Having grown up in Zimbabwe, I had no clue what a 'redneck' was until I moved to the US. I found them to be wonderfully genuine people who would literally give you the shirt off their backs if you needed it, and who are not afraid to speak their minds. That's when I started the first in my Redneck P.I. trilogy.

How many books have you written?

I've written a lot of books, and published six full-length novels, and a couple of non-fiction books. I also write short stories about my characters, which I offer free in eBook format.

Give a short synop of your most recently published book.

I had two books released around the end of 2014/beginning of 2015.
Backwoods Boogie (romantic suspense/comedy) is the third in the Redneck P.I. series. Twila Taunton, redneck private investigator is determined to rescue gentle Brit Pam Taylor from a being convicted of a murder she clearly did not commit. In the course of the investigation, Twila discovers an illegal puppy mill, where several dogs are living in filth and squalor without adequate food, shelter or veterinary attention. She and her quirky friends make a plan to rescue them, while she also helps a biker gang break up a dog fighting operation.

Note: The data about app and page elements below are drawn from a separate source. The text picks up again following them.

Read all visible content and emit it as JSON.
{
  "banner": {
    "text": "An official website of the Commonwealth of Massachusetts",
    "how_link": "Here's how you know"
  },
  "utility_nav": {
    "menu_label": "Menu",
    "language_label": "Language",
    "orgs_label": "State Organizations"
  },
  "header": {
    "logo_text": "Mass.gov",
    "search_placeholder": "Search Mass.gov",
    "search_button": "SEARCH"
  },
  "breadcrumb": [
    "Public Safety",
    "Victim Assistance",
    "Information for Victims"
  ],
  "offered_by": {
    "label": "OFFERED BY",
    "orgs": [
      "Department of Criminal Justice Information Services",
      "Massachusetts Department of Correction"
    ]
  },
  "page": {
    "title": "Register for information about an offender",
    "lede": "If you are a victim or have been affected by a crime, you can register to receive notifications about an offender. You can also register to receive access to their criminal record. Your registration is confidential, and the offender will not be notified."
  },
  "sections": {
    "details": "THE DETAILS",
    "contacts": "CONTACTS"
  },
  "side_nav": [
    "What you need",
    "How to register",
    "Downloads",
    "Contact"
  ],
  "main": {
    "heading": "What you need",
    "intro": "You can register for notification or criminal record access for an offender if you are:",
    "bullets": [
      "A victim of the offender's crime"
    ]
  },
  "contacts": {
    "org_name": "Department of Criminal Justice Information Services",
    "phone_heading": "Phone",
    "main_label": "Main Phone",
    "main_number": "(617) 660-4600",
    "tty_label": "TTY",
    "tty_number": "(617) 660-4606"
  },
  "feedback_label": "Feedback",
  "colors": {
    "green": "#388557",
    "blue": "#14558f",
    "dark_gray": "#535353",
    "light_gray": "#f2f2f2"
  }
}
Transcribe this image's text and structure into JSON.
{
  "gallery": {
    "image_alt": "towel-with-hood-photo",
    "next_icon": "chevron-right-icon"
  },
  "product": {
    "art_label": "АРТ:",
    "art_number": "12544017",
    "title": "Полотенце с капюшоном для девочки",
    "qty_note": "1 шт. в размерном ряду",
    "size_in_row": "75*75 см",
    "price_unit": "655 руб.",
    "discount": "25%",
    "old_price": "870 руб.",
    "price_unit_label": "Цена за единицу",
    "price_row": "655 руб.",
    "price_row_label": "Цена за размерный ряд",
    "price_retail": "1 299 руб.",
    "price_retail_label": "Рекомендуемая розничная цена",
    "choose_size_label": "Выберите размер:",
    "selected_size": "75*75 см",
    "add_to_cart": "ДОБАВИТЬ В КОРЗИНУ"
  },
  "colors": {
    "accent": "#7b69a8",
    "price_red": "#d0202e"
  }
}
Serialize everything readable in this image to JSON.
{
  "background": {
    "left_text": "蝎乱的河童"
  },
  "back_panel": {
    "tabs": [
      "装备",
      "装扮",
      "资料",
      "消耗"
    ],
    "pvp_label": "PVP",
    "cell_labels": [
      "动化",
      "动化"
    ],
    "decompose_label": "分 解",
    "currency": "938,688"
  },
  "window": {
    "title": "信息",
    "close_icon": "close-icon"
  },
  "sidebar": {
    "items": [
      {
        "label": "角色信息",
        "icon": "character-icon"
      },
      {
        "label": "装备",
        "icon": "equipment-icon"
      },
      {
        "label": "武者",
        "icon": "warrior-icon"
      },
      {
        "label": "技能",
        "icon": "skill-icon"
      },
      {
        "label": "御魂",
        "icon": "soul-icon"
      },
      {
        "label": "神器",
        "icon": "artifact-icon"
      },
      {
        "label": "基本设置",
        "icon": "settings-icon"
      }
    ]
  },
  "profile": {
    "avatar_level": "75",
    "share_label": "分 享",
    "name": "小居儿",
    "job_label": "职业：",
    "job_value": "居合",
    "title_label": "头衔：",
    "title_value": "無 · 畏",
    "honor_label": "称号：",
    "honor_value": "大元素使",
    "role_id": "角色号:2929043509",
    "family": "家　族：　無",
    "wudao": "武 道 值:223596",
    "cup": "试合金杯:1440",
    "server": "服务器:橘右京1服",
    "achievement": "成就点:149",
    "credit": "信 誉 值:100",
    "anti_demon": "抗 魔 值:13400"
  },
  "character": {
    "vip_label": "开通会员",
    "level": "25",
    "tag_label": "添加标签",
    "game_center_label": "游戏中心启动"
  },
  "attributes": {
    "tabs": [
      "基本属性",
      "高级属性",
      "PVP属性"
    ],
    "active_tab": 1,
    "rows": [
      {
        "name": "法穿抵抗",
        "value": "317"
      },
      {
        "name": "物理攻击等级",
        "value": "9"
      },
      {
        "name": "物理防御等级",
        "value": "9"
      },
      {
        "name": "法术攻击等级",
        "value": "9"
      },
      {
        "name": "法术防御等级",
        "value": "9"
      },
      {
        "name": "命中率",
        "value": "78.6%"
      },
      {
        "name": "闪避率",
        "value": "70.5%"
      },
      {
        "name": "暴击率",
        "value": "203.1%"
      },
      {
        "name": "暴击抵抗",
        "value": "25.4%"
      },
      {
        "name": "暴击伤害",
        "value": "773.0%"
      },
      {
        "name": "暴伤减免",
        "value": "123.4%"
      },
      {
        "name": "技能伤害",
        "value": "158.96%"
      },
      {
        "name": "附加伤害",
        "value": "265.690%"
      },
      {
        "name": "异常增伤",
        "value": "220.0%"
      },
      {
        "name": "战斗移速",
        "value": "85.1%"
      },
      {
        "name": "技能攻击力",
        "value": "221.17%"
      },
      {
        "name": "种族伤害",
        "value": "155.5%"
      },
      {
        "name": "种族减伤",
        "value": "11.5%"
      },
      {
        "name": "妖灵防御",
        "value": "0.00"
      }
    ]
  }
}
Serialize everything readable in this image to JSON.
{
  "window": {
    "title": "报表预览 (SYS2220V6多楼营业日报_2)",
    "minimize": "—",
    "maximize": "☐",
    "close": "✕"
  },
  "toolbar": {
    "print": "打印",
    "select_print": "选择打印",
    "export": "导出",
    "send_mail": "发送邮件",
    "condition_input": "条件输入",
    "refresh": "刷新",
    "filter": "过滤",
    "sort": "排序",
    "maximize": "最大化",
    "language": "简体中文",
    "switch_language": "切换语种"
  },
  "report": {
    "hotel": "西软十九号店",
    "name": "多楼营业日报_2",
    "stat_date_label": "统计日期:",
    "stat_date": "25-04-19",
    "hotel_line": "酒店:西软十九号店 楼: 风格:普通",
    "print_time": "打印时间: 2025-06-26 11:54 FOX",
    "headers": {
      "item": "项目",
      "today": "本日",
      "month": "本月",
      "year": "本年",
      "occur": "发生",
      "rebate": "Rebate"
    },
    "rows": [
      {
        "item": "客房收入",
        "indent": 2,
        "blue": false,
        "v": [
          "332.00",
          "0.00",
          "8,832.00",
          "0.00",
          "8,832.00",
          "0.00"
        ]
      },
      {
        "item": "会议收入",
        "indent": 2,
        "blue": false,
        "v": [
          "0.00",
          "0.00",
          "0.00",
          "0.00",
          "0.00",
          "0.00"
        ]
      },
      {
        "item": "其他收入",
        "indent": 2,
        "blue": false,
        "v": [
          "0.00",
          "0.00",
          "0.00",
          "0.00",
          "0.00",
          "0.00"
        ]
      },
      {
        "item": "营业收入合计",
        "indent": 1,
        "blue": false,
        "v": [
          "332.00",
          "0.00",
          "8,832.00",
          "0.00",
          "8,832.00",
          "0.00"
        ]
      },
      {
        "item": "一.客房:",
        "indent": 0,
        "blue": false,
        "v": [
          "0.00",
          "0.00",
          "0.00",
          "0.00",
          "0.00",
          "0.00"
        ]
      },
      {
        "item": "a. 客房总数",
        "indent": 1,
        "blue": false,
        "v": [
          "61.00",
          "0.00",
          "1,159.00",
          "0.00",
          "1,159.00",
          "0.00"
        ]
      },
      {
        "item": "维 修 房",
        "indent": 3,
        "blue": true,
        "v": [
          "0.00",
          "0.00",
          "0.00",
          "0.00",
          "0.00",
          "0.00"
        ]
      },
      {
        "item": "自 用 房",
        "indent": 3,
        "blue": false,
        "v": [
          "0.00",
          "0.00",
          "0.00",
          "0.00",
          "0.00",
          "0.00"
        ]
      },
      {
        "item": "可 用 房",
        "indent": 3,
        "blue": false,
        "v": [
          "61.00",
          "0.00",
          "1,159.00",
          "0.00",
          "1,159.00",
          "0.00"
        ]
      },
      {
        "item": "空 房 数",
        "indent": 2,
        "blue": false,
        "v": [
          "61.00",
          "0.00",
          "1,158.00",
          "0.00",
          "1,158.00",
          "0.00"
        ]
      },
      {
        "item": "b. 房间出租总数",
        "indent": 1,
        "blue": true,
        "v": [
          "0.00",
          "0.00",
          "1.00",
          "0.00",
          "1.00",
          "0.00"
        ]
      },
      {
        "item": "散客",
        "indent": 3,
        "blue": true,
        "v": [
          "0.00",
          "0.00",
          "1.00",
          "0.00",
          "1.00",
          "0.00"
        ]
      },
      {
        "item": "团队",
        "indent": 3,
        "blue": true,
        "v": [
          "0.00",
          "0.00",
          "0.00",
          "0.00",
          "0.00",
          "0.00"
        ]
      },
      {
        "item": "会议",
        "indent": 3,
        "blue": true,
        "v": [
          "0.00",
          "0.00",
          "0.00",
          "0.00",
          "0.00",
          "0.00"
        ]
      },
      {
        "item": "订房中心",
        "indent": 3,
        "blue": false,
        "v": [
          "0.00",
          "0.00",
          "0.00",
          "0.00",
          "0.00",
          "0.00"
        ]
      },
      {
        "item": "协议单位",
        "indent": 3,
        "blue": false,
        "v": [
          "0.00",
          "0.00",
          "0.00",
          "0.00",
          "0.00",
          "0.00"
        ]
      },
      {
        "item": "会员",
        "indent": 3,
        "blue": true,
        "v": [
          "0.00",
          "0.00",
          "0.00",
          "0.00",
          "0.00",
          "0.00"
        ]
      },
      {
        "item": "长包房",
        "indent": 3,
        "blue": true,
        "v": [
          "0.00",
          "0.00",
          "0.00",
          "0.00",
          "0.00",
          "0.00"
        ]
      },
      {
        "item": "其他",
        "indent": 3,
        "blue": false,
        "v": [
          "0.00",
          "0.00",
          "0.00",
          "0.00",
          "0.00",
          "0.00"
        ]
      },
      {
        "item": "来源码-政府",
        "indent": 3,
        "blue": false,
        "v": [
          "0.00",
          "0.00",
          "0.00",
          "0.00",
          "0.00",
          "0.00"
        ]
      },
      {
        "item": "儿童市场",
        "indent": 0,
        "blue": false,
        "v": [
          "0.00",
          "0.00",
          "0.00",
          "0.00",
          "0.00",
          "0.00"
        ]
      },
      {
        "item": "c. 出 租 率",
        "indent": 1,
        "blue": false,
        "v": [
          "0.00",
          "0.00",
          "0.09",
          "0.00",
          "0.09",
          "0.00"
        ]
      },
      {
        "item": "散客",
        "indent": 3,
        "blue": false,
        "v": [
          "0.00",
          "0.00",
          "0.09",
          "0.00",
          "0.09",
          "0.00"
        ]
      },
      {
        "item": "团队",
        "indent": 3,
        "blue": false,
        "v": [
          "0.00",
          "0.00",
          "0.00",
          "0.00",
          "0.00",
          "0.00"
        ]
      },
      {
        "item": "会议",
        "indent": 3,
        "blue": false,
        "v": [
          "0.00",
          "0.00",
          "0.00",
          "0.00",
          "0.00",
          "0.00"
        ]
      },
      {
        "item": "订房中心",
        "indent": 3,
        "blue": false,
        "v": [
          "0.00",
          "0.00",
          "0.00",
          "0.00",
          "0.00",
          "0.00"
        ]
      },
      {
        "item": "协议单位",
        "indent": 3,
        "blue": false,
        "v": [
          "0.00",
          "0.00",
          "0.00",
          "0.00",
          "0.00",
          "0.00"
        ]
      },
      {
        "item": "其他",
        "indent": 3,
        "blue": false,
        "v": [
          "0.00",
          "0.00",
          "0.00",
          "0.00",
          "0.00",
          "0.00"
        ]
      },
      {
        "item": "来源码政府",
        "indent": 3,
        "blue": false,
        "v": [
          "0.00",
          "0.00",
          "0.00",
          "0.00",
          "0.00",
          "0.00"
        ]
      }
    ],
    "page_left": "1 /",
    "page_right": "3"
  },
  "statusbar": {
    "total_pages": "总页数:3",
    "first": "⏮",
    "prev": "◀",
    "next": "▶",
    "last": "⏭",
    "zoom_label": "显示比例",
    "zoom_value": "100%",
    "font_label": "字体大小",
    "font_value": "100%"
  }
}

Aquarius Addiction (romantic suspense) is the second in the Zodiac Series, in which each heroine belongs to a different star sign and exhibits the typical traits of her sign. Aquarius Arlette Xylander is feisty, eccentric, freedom-loving, flirtatious, rebellious and unpredictable. Her emotions rage between denial, anger and tears when her doctor tells her she is suffering from a rare terminal disease. When hunky Andre Rossouw asks her to help find his sister who has been missing for four years, Arlette makes two decisions. To beat the disease and find a cure, and to have wild and passionate sex with him. The book includes some paranormal, and (I always write about animals)—a black cat called 'Marbles'.

How much of yourself is hidden in the characters in the book?

I suppose the author's unique voice is really the author's character showing through. I believe my love of animals has helped me create some memorable four-legged characters, including Scratch, the Cairn Terrier who rides on the back of Twila's Harley, and Riley's palomino, Flight-of-Fancy in Capricorn Cravings.

What do you think is the greatest lesson you’ve learned about writing so far? What advice can you give new writers?

I have been published by Uncial Press and Soul Mate Publishing, both of which have wonderful, caring editors who have helped to make my stories so much better than they would have been. I absolutely recommend an editor. Even the best writers have editors, because we can't see our own mistakes.

Where do you store ideas for later use: in your head, in a notebook, or on a spreadsheet?

I create new folders in Word and store them on my computer for later. Another word of advice for new authors is this—keep copies of all your work on another computer or storage device. I keep several copies of everything. Think of how devastating it would be if you lost it.

Can you tell us your future writing goals/projects?

Virgo's Vice, the third Zodiac Series story is with my publisher and will be released at the end of 2015.

I'm currently working on three projects:

  1. Leo's Legacy -- the fourth book in the Zodiac Series, which takes place in my country of birth, Rhodesia (nowZimbabwe), and is based on true events. Zimbabwe currently is governed by a ruthless dictator who appeases his disgruntled citizens by allowing them to attack farmers and force them to give up their farms, murdering and torturing them if they feel like it. They also maim and torture the animals, and I plan to bring this horrific situation to people's attention in this story.

  1. Ass Backwards – the fourth in the Redneck P.I. Series, as told by quirky character Gasser Cunha, whose many talents include farting, computer hacking, and superior guitar playing. This one is about illegal meth labs.
 I can hardly wait to read that one!

  1. My first psychological thriller.

Where can folks learn more about your books and events?

My websites – and also offer free downloads of a few short stories.

Are your books available in print and ebook formats? (please provide the buy link for easy reader accessibility)

They're available in both.

Thank you for the delicious Melktert ! I wish you great sales with all your endeavors.